> [Work required]
Each entry shown below is to be reproduced exactly.

> [Data to use]
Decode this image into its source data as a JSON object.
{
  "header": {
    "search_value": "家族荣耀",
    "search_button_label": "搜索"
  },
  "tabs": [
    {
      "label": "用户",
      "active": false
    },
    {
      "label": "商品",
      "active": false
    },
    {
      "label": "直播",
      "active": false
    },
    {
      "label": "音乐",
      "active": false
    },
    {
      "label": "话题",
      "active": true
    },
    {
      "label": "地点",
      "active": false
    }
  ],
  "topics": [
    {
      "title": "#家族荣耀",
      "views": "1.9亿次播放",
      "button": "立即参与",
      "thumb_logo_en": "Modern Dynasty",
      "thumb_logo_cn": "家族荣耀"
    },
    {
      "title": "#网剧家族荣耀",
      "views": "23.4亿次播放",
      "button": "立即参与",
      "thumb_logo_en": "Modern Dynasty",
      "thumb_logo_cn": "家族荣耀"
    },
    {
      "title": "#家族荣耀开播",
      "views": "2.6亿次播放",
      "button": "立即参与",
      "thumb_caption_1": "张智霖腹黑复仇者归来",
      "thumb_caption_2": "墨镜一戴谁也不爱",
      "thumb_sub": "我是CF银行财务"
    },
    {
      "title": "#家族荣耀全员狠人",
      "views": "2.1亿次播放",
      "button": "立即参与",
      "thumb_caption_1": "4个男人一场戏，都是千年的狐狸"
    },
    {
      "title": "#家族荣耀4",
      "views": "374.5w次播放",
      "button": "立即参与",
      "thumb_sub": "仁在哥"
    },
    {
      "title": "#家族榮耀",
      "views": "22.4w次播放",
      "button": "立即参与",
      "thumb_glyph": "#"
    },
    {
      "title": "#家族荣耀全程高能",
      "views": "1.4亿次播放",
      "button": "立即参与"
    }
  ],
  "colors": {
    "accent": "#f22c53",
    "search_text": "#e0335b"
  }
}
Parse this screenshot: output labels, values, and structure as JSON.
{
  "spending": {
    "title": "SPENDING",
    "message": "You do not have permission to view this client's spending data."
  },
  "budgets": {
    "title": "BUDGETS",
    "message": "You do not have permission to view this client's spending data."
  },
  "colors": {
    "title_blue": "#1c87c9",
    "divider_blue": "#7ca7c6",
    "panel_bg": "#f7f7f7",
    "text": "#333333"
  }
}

> [Answer for the task]
Decode this image into its source data as a JSON object.
{
  "header": {
    "search_value": "家族荣耀",
    "search_button_label": "搜索"
  },
  "tabs": [
    {
      "label": "用户",
      "active": false
    },
    {
      "label": "商品",
      "active": false
    },
    {
      "label": "直播",
      "active": false
    },
    {
      "label": "音乐",
      "active": false
    },
    {
      "label": "话题",
      "active": true
    },
    {
      "label": "地点",
      "active": false
    }
  ],
  "topics": [
    {
      "title": "#家族荣耀",
      "views": "1.9亿次播放",
      "button": "立即参与",
      "thumb_logo_en": "Modern Dynasty",
      "thumb_logo_cn": "家族荣耀"
    },
    {
      "title": "#网剧家族荣耀",
      "views": "23.4亿次播放",
      "button": "立即参与",
      "thumb_logo_en": "Modern Dynasty",
      "thumb_logo_cn": "家族荣耀"
    },
    {
      "title": "#家族荣耀开播",
      "views": "2.6亿次播放",
      "button": "立即参与",
      "thumb_caption_1": "张智霖腹黑复仇者归来",
      "thumb_caption_2": "墨镜一戴谁也不爱",
      "thumb_sub": "我是CF银行财务"
    },
    {
      "title": "#家族荣耀全员狠人",
      "views": "2.1亿次播放",
      "button": "立即参与",
      "thumb_caption_1": "4个男人一场戏，都是千年的狐狸"
    },
    {
      "title": "#家族荣耀4",
      "views": "374.5w次播放",
      "button": "立即参与",
      "thumb_sub": "仁在哥"
    },
    {
      "title": "#家族榮耀",
      "views": "22.4w次播放",
      "button": "立即参与",
      "thumb_glyph": "#"
    },
    {
      "title": "#家族荣耀全程高能",
      "views": "1.4亿次播放",
      "button": "立即参与"
    }
  ],
  "colors": {
    "accent": "#f22c53",
    "search_text": "#e0335b"
  }
}
Parse this screenshot: output labels, values, and structure as JSON.
{
  "spending": {
    "title": "SPENDING",
    "message": "You do not have permission to view this client's spending data."
  },
  "budgets": {
    "title": "BUDGETS",
    "message": "You do not have permission to view this client's spending data."
  },
  "colors": {
    "title_blue": "#1c87c9",
    "divider_blue": "#7ca7c6",
    "panel_bg": "#f7f7f7",
    "text": "#333333"
  }
}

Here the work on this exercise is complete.